In a letter to the Senate, Cardinal Keeler expressed support for S. 2754, the Alternative Pluripotent Stem Cell Therapies Enhancement Act, and S. 3504, the Fetus Farming Prohibition Act. He called on the Senate to reject H.R. 810, the Stem Cell Research Enhancement Act, “in the name of sound ethics and responsible science.”
The Senate is expected to vote on all three bills during the week of July 17.
The Alternative Pluripotent Stem Cell Therapies Enhancement Act would fund efforts to derive and study cells which have the capabilities of embryonic stem cells but which are not obtained by destroying human embryos.
“Many studies suggest that stem cells from adult tissues and umbilical cord blood already have the versatility once thought to exist only in embryonic cells, or may acquire this versatility by various forms of ‘reprogramming’,” wrote Cardinal Keeler, who is Archbishop of Baltimore and Chairman of the U.S. bishops’ Committee for Pro-Life Activities.
The Fetus Farming Prohibition Act amends current federal law against abuses in the area of fetal tissue research. It would prevent the use of human fetal tissue obtained by growing human embryos in a human or animal uterus in order to provide such tissue. Some state laws, including one in New Jersey, could allow such “fetus farming” to harvest human body parts.

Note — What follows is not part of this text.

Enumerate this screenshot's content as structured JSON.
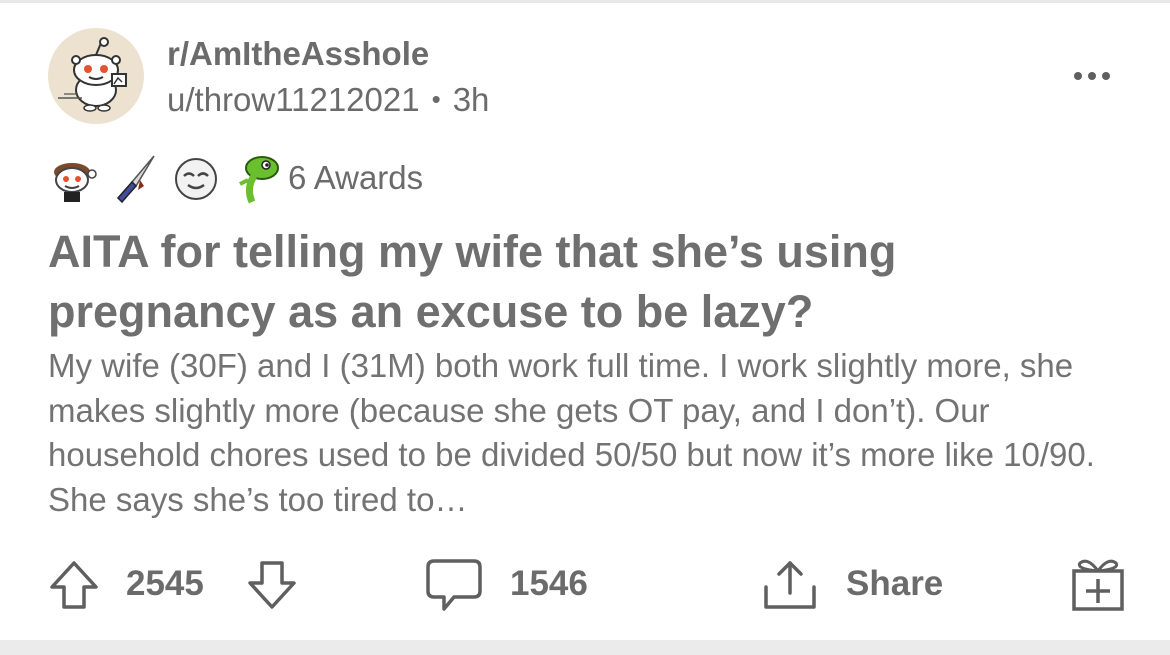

The Stem Cell Research Enhancement Act, however, violates a decades-long policy against forcing taxpayers to support the destruction of early human life, Cardinal Keeler said. “Federal funds would promote research using ‘new’ embryonic stem cell lines, encouraging researchers to destroy countless human embryos to provide more cell lines and qualify for federal grants,” the Cardinal said. “However, no alleged future ‘promise’ can justify promoting the destruction of innocent human life here and now, whatever its age or condition.”
According to the Washington Post, the Senate is expected to pass the later bill. But, President George Bush has promised to veto the measure and neither chamber of Congress has displayed the two-thirds majority needed to override it.
Bush reportedly supports stem-cell science but only if it advances without crossing moral and ethical lines.